When a mother who has lost a child has another baby, no one dares question if she’s capable of loving another child. No one wonders if her heart is big enough to love her “angel” baby while simultaneously loving the smiling toddler at her side. When she shares photos on social media of their special time together, there aren’t comments saying she must be “over” the death of her first child.
That’s the way it should be. And, widows everywhere deserve that same level of respect when it comes to our spouses and our decisions to date post-loss. If you can love more than one child, two parents, five aunts, nine nieces, etc., why is it so hard to fathom that we can love or be in love with two men?
My husband died. The thought of ever having known him was not erased from my memory. His death was sudden and shocking. One night he was here and the next morning he wasn’t. What was I to do with all that love? Bury it in his casket?

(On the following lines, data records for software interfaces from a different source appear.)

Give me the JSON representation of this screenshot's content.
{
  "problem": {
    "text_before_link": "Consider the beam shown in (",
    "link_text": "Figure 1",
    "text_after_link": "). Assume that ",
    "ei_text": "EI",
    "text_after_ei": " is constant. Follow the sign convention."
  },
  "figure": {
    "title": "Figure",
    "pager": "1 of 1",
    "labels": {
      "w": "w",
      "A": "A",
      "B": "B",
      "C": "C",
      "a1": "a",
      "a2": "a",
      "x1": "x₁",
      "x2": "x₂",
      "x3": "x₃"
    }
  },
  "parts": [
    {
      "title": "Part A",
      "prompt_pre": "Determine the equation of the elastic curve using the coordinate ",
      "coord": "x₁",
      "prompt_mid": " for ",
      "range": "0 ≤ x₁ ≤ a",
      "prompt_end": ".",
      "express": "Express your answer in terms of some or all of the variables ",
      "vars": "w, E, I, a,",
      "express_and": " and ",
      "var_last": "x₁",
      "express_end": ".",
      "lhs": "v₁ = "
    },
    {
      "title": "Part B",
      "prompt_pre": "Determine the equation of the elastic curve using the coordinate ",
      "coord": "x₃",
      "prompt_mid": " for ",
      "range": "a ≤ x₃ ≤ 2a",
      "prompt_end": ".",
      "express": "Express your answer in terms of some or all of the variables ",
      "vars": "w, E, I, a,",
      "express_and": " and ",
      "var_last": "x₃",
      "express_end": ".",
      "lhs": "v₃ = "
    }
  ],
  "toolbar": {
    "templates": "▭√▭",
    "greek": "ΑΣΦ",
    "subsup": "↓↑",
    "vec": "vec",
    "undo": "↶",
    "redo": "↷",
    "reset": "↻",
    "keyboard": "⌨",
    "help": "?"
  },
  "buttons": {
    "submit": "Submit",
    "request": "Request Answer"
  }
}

What about the wife who stood by her husband’s side… through the diagnosis, through the treatment, through the end? Does she just press a button and forget the love she has for her man?

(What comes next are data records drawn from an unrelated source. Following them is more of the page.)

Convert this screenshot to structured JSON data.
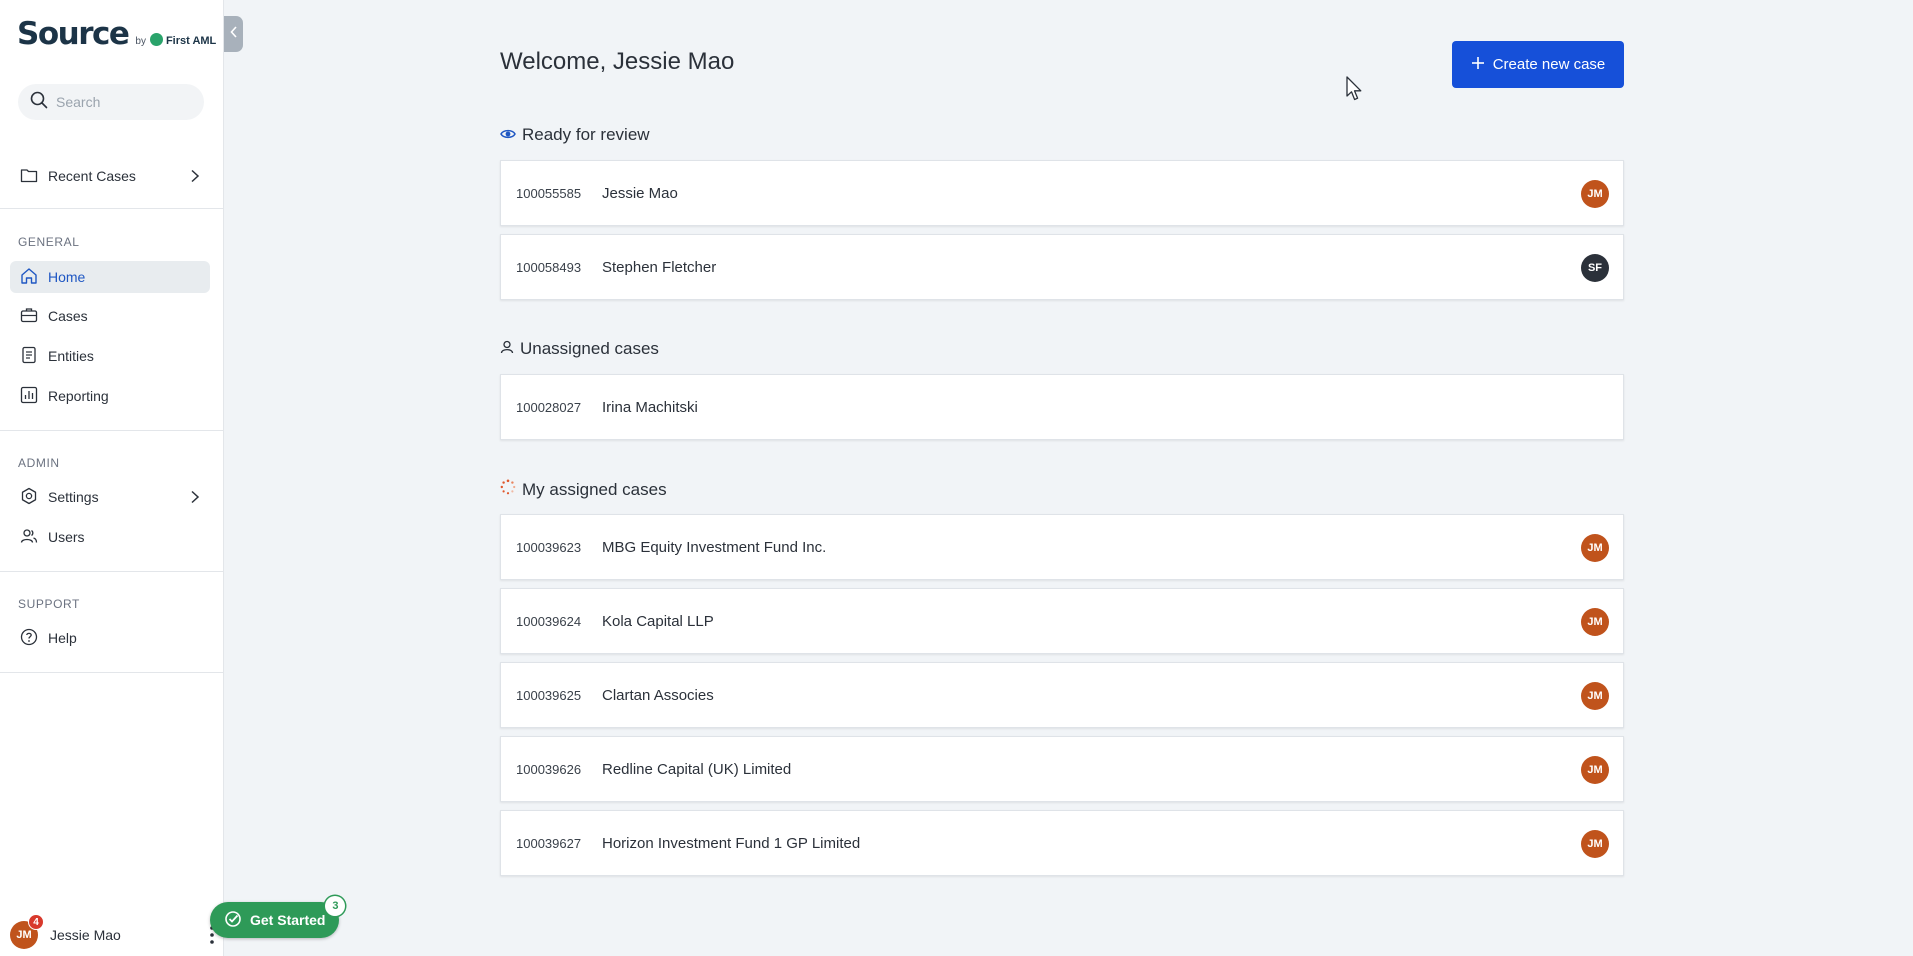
{
  "app": {
    "brand": "Source",
    "brand_by": "by",
    "brand_partner": "First AML"
  },
  "sidebar": {
    "search_placeholder": "Search",
    "recent_cases": "Recent Cases",
    "general_label": "GENERAL",
    "general_items": [
      {
        "label": "Home",
        "icon": "home-icon",
        "active": true
      },
      {
        "label": "Cases",
        "icon": "briefcase-icon",
        "active": false
      },
      {
        "label": "Entities",
        "icon": "document-icon",
        "active": false
      },
      {
        "label": "Reporting",
        "icon": "chart-icon",
        "active": false
      }
    ],
    "admin_label": "ADMIN",
    "admin_items": [
      {
        "label": "Settings",
        "icon": "gear-icon"
      },
      {
        "label": "Users",
        "icon": "users-icon"
      }
    ],
    "support_label": "SUPPORT",
    "support_items": [
      {
        "label": "Help",
        "icon": "help-icon"
      }
    ],
    "user": {
      "initials": "JM",
      "name": "Jessie Mao",
      "notifications": "4"
    }
  },
  "get_started": {
    "label": "Get Started",
    "count": "3"
  },
  "main": {
    "welcome": "Welcome, Jessie Mao",
    "create_button": "Create new case",
    "sections": [
      {
        "title": "Ready for review",
        "icon": "eye-icon",
        "cases": [
          {
            "id": "100055585",
            "name": "Jessie Mao",
            "assignee": "JM",
            "assignee_color": "#c0531c"
          },
          {
            "id": "100058493",
            "name": "Stephen Fletcher",
            "assignee": "SF",
            "assignee_color": "#2b313a"
          }
        ]
      },
      {
        "title": "Unassigned cases",
        "icon": "person-icon",
        "cases": [
          {
            "id": "100028027",
            "name": "Irina Machitski",
            "assignee": "",
            "assignee_color": ""
          }
        ]
      },
      {
        "title": "My assigned cases",
        "icon": "progress-spinner-icon",
        "cases": [
          {
            "id": "100039623",
            "name": "MBG Equity Investment Fund Inc.",
            "assignee": "JM",
            "assignee_color": "#c0531c"
          },
          {
            "id": "100039624",
            "name": "Kola Capital LLP",
            "assignee": "JM",
            "assignee_color": "#c0531c"
          },
          {
            "id": "100039625",
            "name": "Clartan Associes",
            "assignee": "JM",
            "assignee_color": "#c0531c"
          },
          {
            "id": "100039626",
            "name": "Redline Capital (UK) Limited",
            "assignee": "JM",
            "assignee_color": "#c0531c"
          },
          {
            "id": "100039627",
            "name": "Horizon Investment Fund 1 GP Limited",
            "assignee": "JM",
            "assignee_color": "#c0531c"
          }
        ]
      }
    ]
  },
  "colors": {
    "accent": "#1650d9",
    "active_nav": "#1f57c3",
    "avatar_orange": "#c0531c",
    "get_started_green": "#2e9a58"
  }
}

To imply that we should not date again until we no longer love our spouses means going to the grave never having felt the warmth of another kiss, the strong embrace of a hug or the loving words of a new partner. You don’t get to dictate how or when we take the band-aid off our hearts. There’s an expression that says, broken crayons still colour. Our hearts, despite being broken, are still capable of love.

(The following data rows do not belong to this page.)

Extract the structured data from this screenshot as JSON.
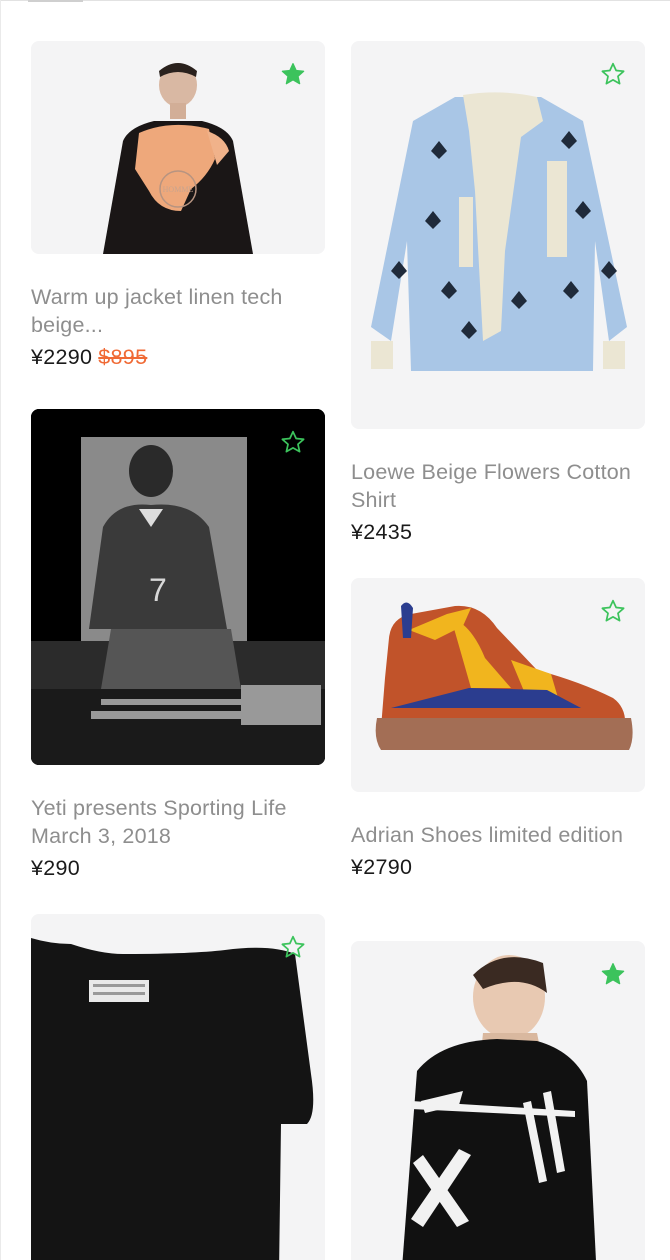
{
  "colors": {
    "star_active": "#3cc35c",
    "star_outline": "#3cc35c",
    "title_text": "#8e8e8e",
    "price_text": "#1a1a1a",
    "old_price": "#f06a35",
    "card_bg": "#f4f4f5"
  },
  "products": [
    {
      "title": "Warm up jacket linen tech beige...",
      "price": "¥2290",
      "old_price": "$895",
      "favorited": true,
      "image": "man-bleached-sweatshirt"
    },
    {
      "title": "Loewe Beige Flowers Cotton Shirt",
      "price": "¥2435",
      "old_price": "",
      "favorited": false,
      "image": "blue-floral-shirt"
    },
    {
      "title": "Yeti presents Sporting Life March 3, 2018",
      "price": "¥290",
      "old_price": "",
      "favorited": false,
      "image": "dj-bw-photo"
    },
    {
      "title": "Adrian Shoes limited edition",
      "price": "¥2790",
      "old_price": "",
      "favorited": false,
      "image": "color-block-boot"
    },
    {
      "title": "",
      "price": "",
      "old_price": "",
      "favorited": false,
      "image": "black-tshirt"
    },
    {
      "title": "",
      "price": "",
      "old_price": "",
      "favorited": true,
      "image": "man-black-arrows-jacket"
    }
  ]
}
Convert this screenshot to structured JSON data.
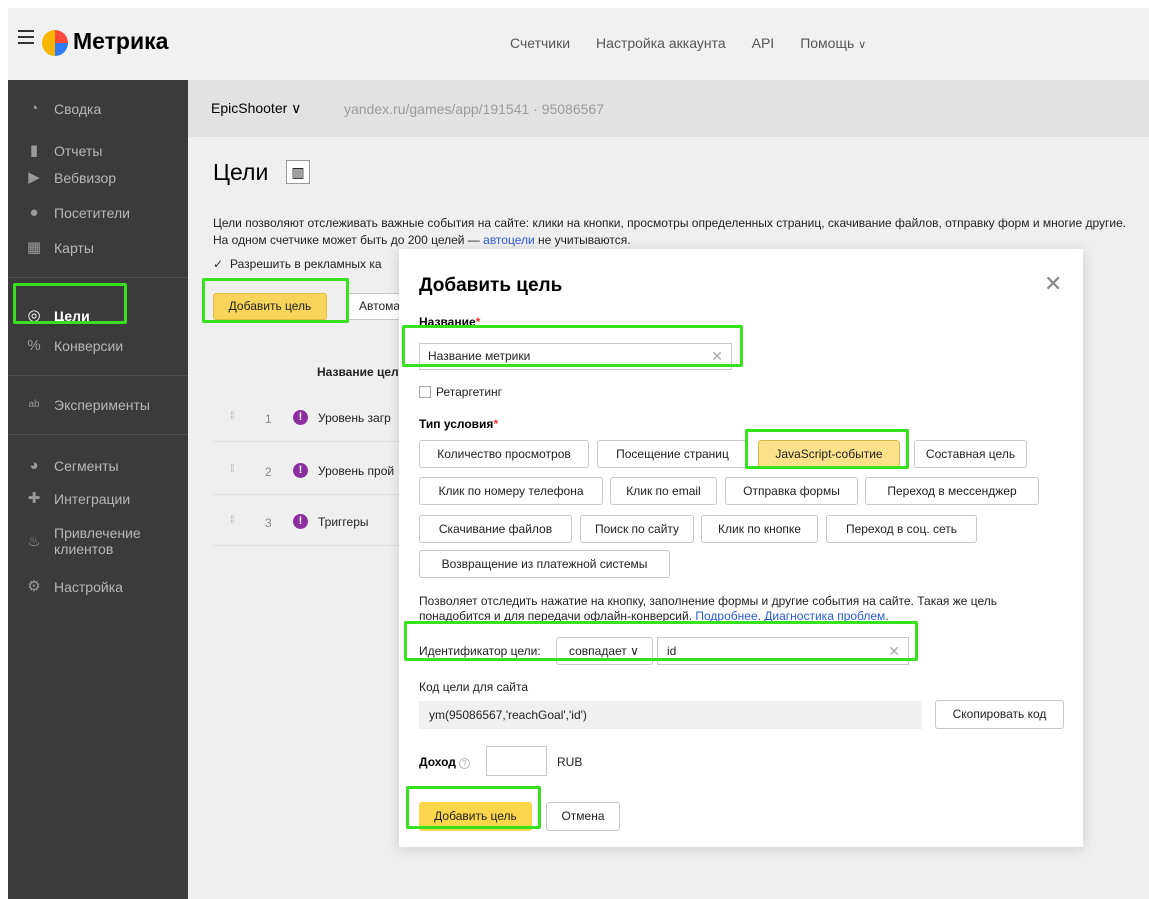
{
  "header": {
    "logo_text": "Метрика",
    "nav": [
      "Счетчики",
      "Настройка аккаунта",
      "API",
      "Помощь"
    ],
    "help_chevron": "∨"
  },
  "sidebar": {
    "items": [
      {
        "label": "Сводка",
        "icon": "gauge-icon",
        "glyph": "◔"
      },
      {
        "label": "Отчеты",
        "icon": "bar-chart-icon",
        "glyph": "▮"
      },
      {
        "label": "Вебвизор",
        "icon": "play-icon",
        "glyph": "▶"
      },
      {
        "label": "Посетители",
        "icon": "user-icon",
        "glyph": "●"
      },
      {
        "label": "Карты",
        "icon": "map-icon",
        "glyph": "▦"
      },
      {
        "label": "Цели",
        "icon": "target-icon",
        "glyph": "◎"
      },
      {
        "label": "Конверсии",
        "icon": "percent-icon",
        "glyph": "%"
      },
      {
        "label": "Эксперименты",
        "icon": "ab-icon",
        "glyph": "ab"
      },
      {
        "label": "Сегменты",
        "icon": "pie-icon",
        "glyph": "◕"
      },
      {
        "label": "Интеграции",
        "icon": "puzzle-icon",
        "glyph": "✚"
      },
      {
        "label": "Привлечение",
        "label2": "клиентов",
        "icon": "flame-icon",
        "glyph": "♨"
      },
      {
        "label": "Настройка",
        "icon": "gear-icon",
        "glyph": "⚙"
      }
    ],
    "active": "Цели"
  },
  "crumb": {
    "counter": "EpicShooter ∨",
    "url": "yandex.ru/games/app/191541 · 95086567"
  },
  "page": {
    "title": "Цели",
    "desc_part1": "Цели позволяют отслеживать важные события на сайте: клики на кнопки, просмотры определенных страниц, скачивание файлов, отправку форм и многие другие. На одном счетчике может быть до 200 целей — ",
    "desc_link": "автоцели",
    "desc_part2": " не учитываются.",
    "allow_label": "Разрешить в рекламных ка",
    "add_goal": "Добавить цель",
    "auto_btn": "Автома",
    "table_header": "Название цел",
    "goals": [
      {
        "num": "1",
        "name": "Уровень загр"
      },
      {
        "num": "2",
        "name": "Уровень прой"
      },
      {
        "num": "3",
        "name": "Триггеры"
      }
    ]
  },
  "modal": {
    "title": "Добавить цель",
    "name_label": "Название",
    "name_value": "Название метрики",
    "retarget_label": "Ретаргетинг",
    "type_label": "Тип условия",
    "types": [
      "Количество просмотров",
      "Посещение страниц",
      "JavaScript-событие",
      "Составная цель",
      "Клик по номеру телефона",
      "Клик по email",
      "Отправка формы",
      "Переход в мессенджер",
      "Скачивание файлов",
      "Поиск по сайту",
      "Клик по кнопке",
      "Переход в соц. сеть",
      "Возвращение из платежной системы"
    ],
    "selected_type": "JavaScript-событие",
    "cond_desc": "Позволяет отследить нажатие на кнопку, заполнение формы и другие события на сайте. Такая же цель понадобится и для передачи офлайн-конверсий. ",
    "cond_link1": "Подробнее",
    "cond_link2": "Диагностика проблем",
    "id_label": "Идентификатор цели:",
    "match_value": "совпадает ∨",
    "id_value": "id",
    "code_label": "Код цели для сайта",
    "code_value": "ym(95086567,'reachGoal','id')",
    "copy_btn": "Скопировать код",
    "income_label": "Доход",
    "currency": "RUB",
    "submit": "Добавить цель",
    "cancel": "Отмена"
  },
  "colors": {
    "highlight": "#36e21c",
    "sidebar_bg": "#3b3b3b",
    "primary_button": "#fbd54a",
    "link": "#2a5bd7"
  }
}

In fact, when we’re ready to love – truly ready to not let our fears, insecurities, and guilt hold us back – the world had better take notice. We love hard because we know firsthand the importance of letting our partners know how much they are cared for, while they are still here with us. We know to cherish the small things we once took for granted. We get that those silly squabbles don’t matter in the end. We know it’s always the right time to live boldly and passionately.